Once GNOME is emerged, change the DISPLAYMANGER value in the xdm configuration file (/etc/conf.d/xdm), so that the gdm display manager is used:

FILE /etc/conf.d/xdmSpecify the GNOME display manager, as follows
# What display manager do you use ?  [ xdm | gdm | kdm | gpe | entrance ]
# NOTE: If this is set in /etc/rc.conf, that setting will override this one.

Leave the rest of the file as-is.

Then set dbus, xdm, NetworkManager and openrc-settingsd to come up on boot, and disable dhcpcd if using it:

root #rc-update add dbus default
root #rc-update add xdm default
root #rc-update add NetworkManager default
root #rc-update add openrc-settingsd default
root #rc-update del dhcpcd default

If targeting X11 (rather than Wayland) and using < GNOME 3.24, issue:

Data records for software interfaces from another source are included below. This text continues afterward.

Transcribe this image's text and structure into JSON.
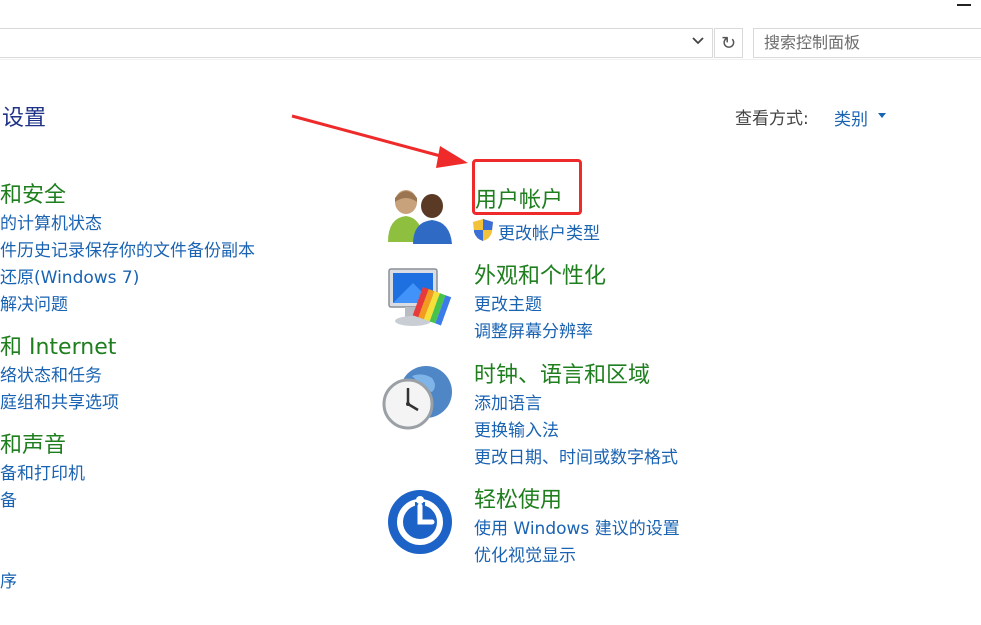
{
  "address_bar": {
    "refresh_symbol": "↻",
    "search_placeholder": "搜索控制面板"
  },
  "header": {
    "title": "设置",
    "view_by_label": "查看方式:",
    "view_by_value": "类别"
  },
  "left_column": {
    "categories": [
      {
        "title": "和安全",
        "links": [
          "的计算机状态",
          "件历史记录保存你的文件备份副本",
          "还原(Windows 7)",
          "解决问题"
        ]
      },
      {
        "title": "和 Internet",
        "links": [
          "络状态和任务",
          "庭组和共享选项"
        ]
      },
      {
        "title": "和声音",
        "links": [
          "备和打印机",
          "备"
        ]
      },
      {
        "title": "",
        "links": [
          "序"
        ]
      }
    ]
  },
  "right_column": {
    "categories": [
      {
        "title": "用户帐户",
        "links": [
          "更改帐户类型"
        ],
        "icon": "users-icon"
      },
      {
        "title": "外观和个性化",
        "links": [
          "更改主题",
          "调整屏幕分辨率"
        ],
        "icon": "display-palette-icon"
      },
      {
        "title": "时钟、语言和区域",
        "links": [
          "添加语言",
          "更换输入法",
          "更改日期、时间或数字格式"
        ],
        "icon": "globe-clock-icon"
      },
      {
        "title": "轻松使用",
        "links": [
          "使用 Windows 建议的设置",
          "优化视觉显示"
        ],
        "icon": "ease-of-access-icon"
      }
    ]
  },
  "annotation": {
    "arrow_color": "#ee2a2a",
    "box_color": "#ee2a2a"
  }
}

root #rc-update add acpid default
root #rc-update add consolekit default

Otherwise, if targeting Wayland, or using >= GNOME 3.24 issue:

root #rc-update add elogind boot

Next, check if the machine has a plugdev group, and, if it does, add any regular users to it:

root #getent group plugdev && gpasswd -a <regular_username> plugdev

Similarly, to allow regular users to play GNOME games (assuming these have been installed), add them to the games group:

root #getent group games && gpasswd -a <regular_username> games

To allow the use of direct rendering, issue:

root #getent group video && gpasswd -a <regular_username> video

Finally, start up GNOME!

root #openrc

A GNOME login screen should now be visible (and this will also come up automatically on boot). On some machines, it may be necessary to move the mouse or press a key, for the login screen to appear.

Even when using a Wayland-based system, it is still possible to use GNOME over X11 for a given session (this may be useful to run applications that do not yet work correctly under Wayland). To do so, simply click on the "cogwheel" icon when logging in, and select GNOME on Xorg from the drop-down menu. To log into a Wayland session instead, use the GNOME "cogwheel" menu item — the setting is persistent between logins. Incidentally, to double-check which graphical platform (X11 or Wayland) is in use when logged in, simply issue (in a graphical terminal):
user $echo "${XDG_SESSION_TYPE}"
When using a Wayland GNOME session, unported applications (such as www-client/firefox, at the time of writing) will be hosted in a shared, rootless X11 server (the so-called "XWayland" approach). This generally works well, but may not be sufficient for all legacy apps (such as some games and virtualisation environments). For such cases, remember that it is always possible to login to a 'old-school' GNOME-on-X11 session, should workflow dictate.


For more information about the GNOME interface (which is generally self-explanatory), see Some additional useful setup tips about GNOME may also be found here.


To remove GNOME, begin by unmerging it:

root #emerge --ask --verbose --depclean gnome-base/gnome


root #emerge --ask --verbose --depclean gnome-base/gnome-light

Remove all of the project overlays. For example, if using eselect-repository:

root #eselect repository delete dantrell-gnome
root #eselect repository delete dantrell-gnome-3.24

Switch profile; for example:

root #eselect profile set "default/linux/amd64/17.0"

Update @world:

root #emerge --ask --update --deep --changed-use --with-bdeps=y @world

Clean dependencies:

root #emerge --ask --depclean

Prevent unnecessary services starting up automatically; e.g.:

root #rc-update del elogind boot
root #rc-update del dbus default
root #rc-update del xdm default
root #rc-update del NetworkManager default
root #rc-update del openrc-settingsd default

Add dhcpcd (if required, in the absence of NetworkManager):

root #rc-update add dhcpcd default

Finally, reboot the system to complete the uninstall (to a textual login, in this case).

See also

External resources